Over the last six months, we have refined the design of our own pencil collet to engage with a simple twist function and to be manufacturable at scale.
SP: Where do you see Makers Cabinet in 10 years?
Ben: Makers Cabinet has plans to be a global brand. We want to keep providing a fresh outlook on design as we recreate tools, appliances, and homeware goods to be fit for a responsible and thoughtful future.
Within ten years, we hope to have our own factories building products as close to the end-user as possible, creating innovative production methods and responsible uses of materials.
SP: How would you describe your individual sense of style?
Ben: Personally, I dress to inspire my mood often with light, summery colours as I try to have as Californian a temperament as possible throughout the British weather cycle.
Odin: I'd say I like practical and hard-wearing clothing made from quality materials. I'm particularly a fan of good quality pant and thick linen. Having said that, I also quite like a nice colourful shirt.
Noah: Throughout my life, I have always been inspired by the city styles of the 1960s. I've always had a passion for well made and smart clothes, choosing to dress up rather than down. In school, I was always an outlier as I never found it a problem to wear a tie and do my top-button up.
SP: How do you think this influences your daily life, both at work and outside of your work life?
Ben: I'm definitely happier when I'm wearing well-made clothes that fit, and I don't have to worry too much about upkeep. I actually really love my SIRPLUS trousers from last season and my Cuban shirt too! Luckily we live in modern times where you can wear the same laid back kit on a Sunday and on a Monday, which I'm very grateful for. I can't imagine having to wear a suit to work every day.
Odin: I like to wear clothes where I don't have to worry about getting them oily or dirty whilst in a workshop. Luckily my work and my hobbies are one and the same so what I demand from my clothes doesn't change much!
Noah: My style reflects my values and interests. I couldn't have the passion for 1960s fashion without the interest in music, art and social change. Fashion and style help you present these values and can be a great way to build bridges and show what you believe.
SP: What's your go-to daily uniform?

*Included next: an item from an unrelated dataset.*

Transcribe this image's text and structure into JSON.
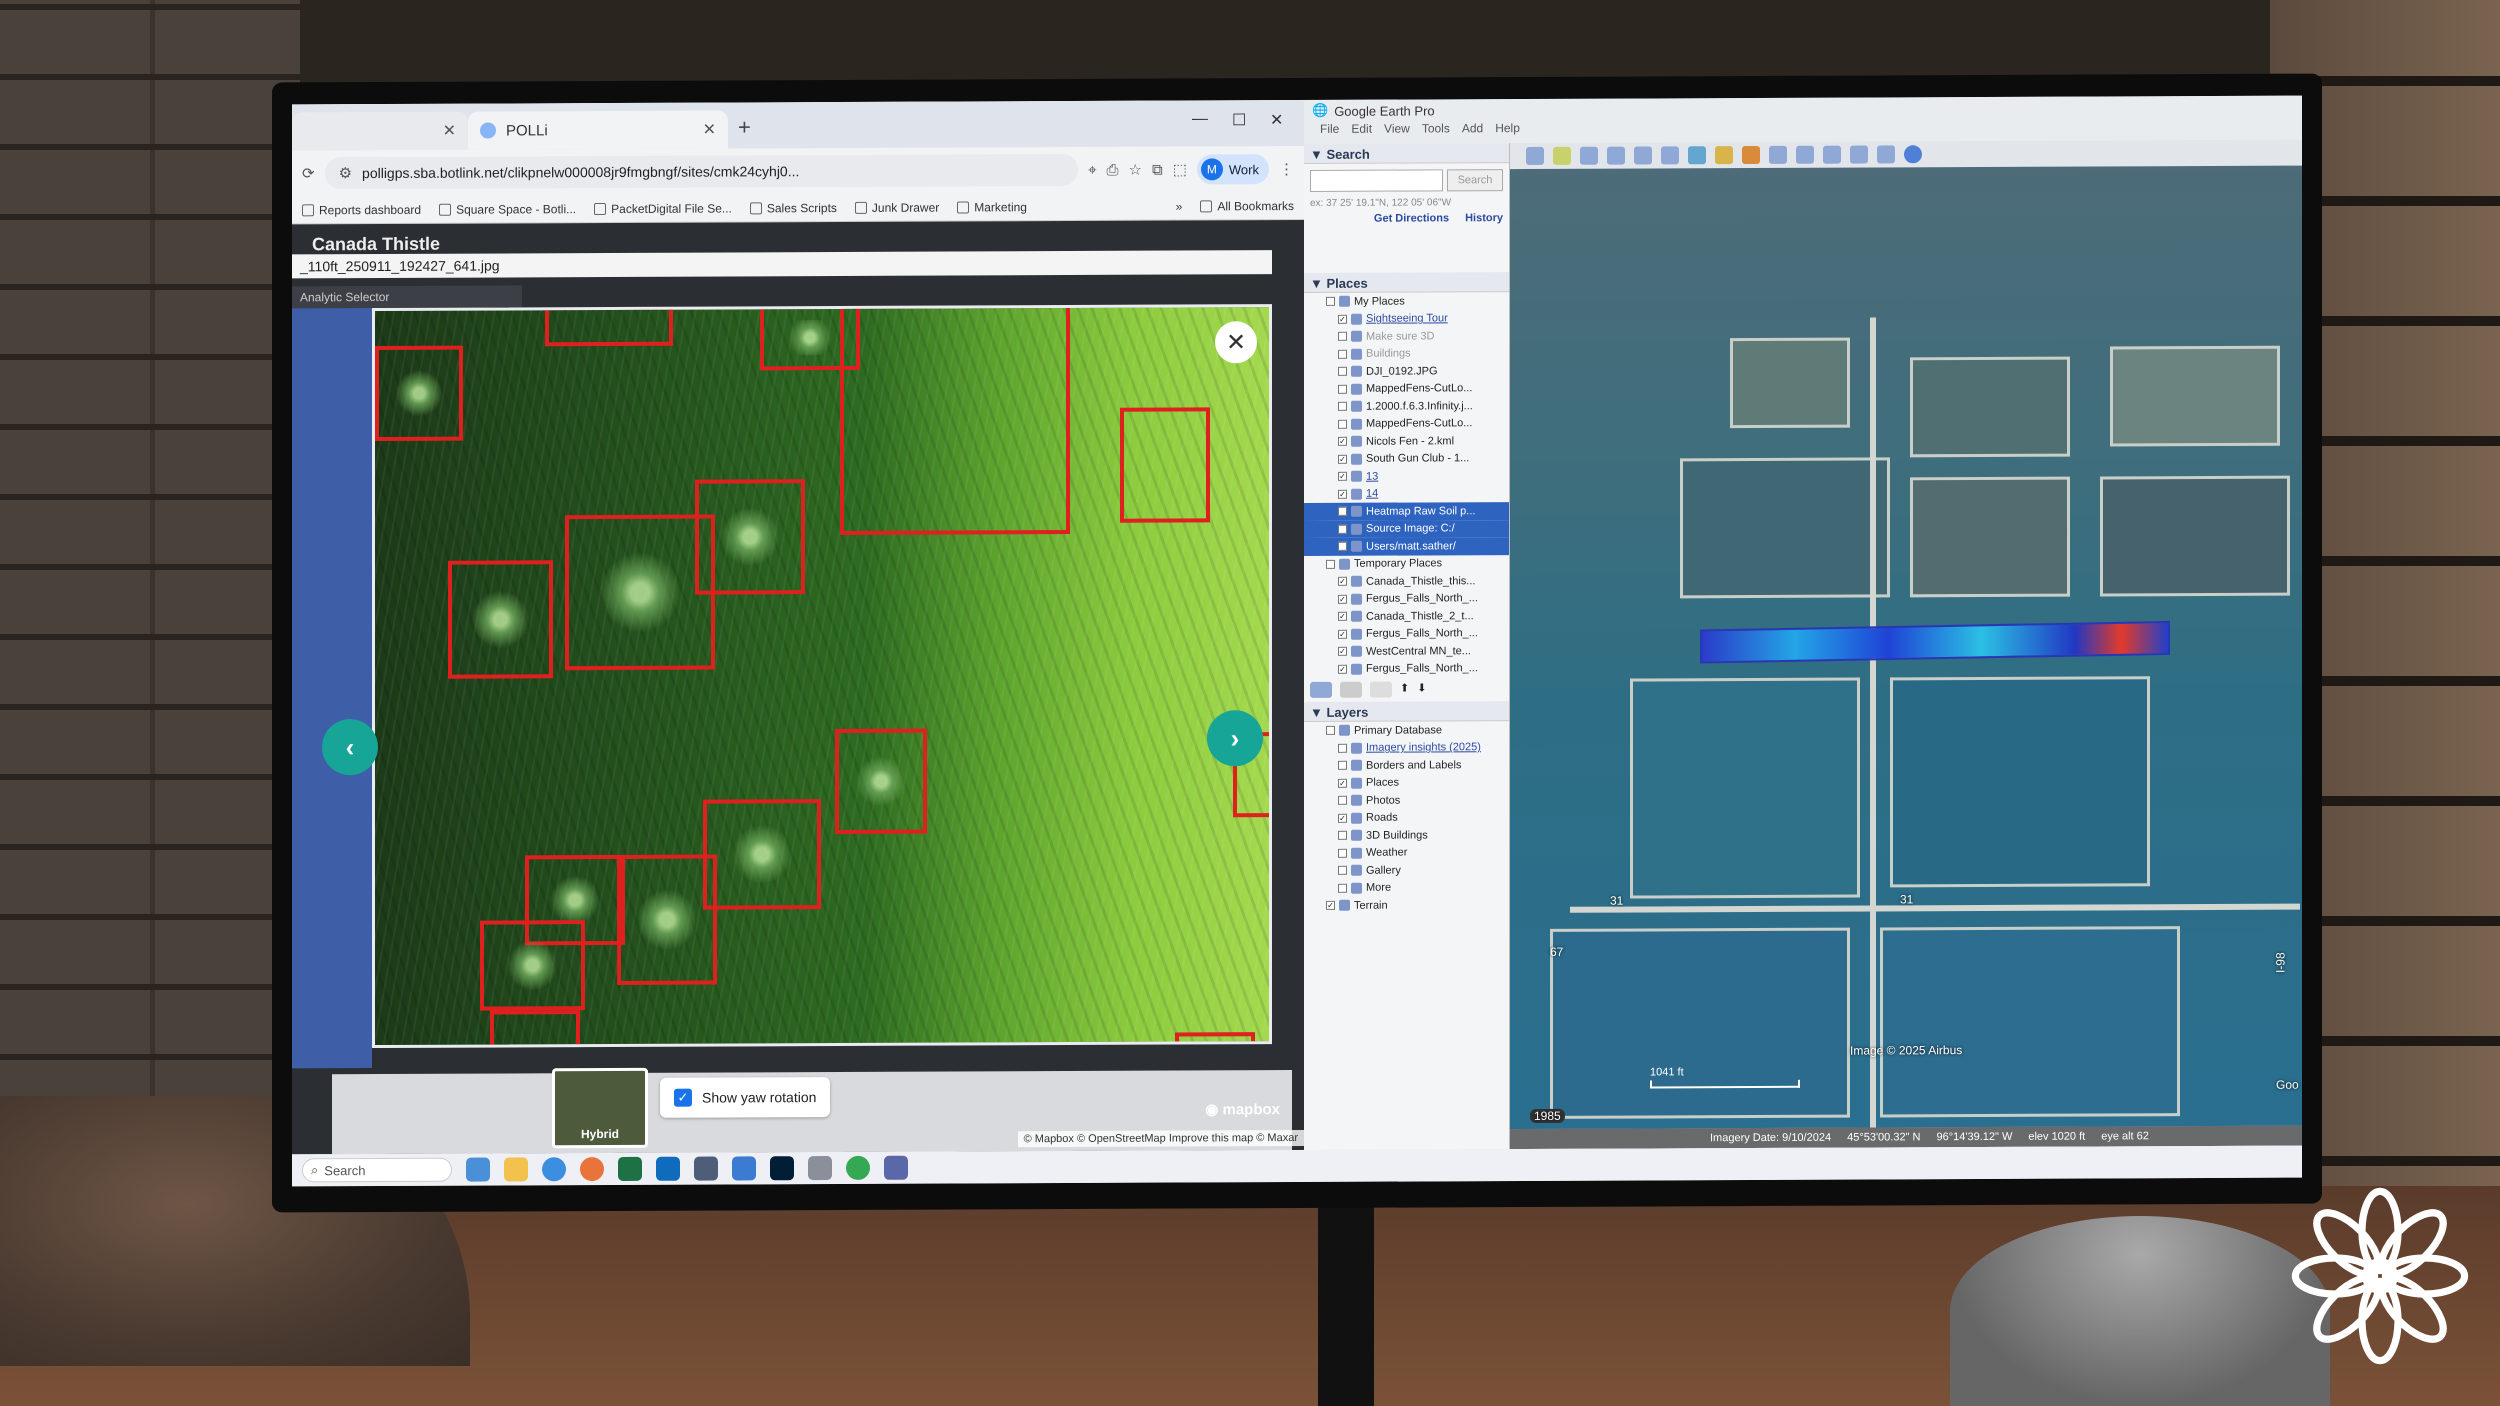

Ben: Ideally, the weather is nice, and I'll wear chinos and a vibrant, light, flowy button-up that can lose a few buttons as the day goes on.
Odin: A pair of thick jeans and a button-down shirt paired with a pair of worn-out docs.
Noah: My go-to outfit is pretty simple. Usually a simple button-up shirt, jeans and my favourite lace-up brown leather boots.
SP: What do you look for in your wardrobe staples?
Ben: Relaxed attitude, easy compatibility with everything else I have in my wardrobe, so I don't have to think about it.
Odin: Natural materials and a nice touch of colour never go amiss.
Noah: Quality and comfort and a little sense of the unusual. Something which makes the item not look completely standard.
SP: If you could design anything in the world - no limitations - what would it be?
Ben: I'm a bit obsessed with the way we interface with technology and would like to create an augmented reality user interface.
Odin: I think it'd have to be a modern-day airship. I've always been obsessed with the idea of flight and can't imagine anything more compelling than sailing through the sky.
Noah: If I could design anything in the world it would be a brand new Houses of Parliament for more constructive debates and discussions.
As promised, we've got a discount code which will win you 15% off on the Sirplus site. Use the code MAKERS15 at www.sirplus.co.uk to redeem!
We hope you enjoy their clothing as much as we do.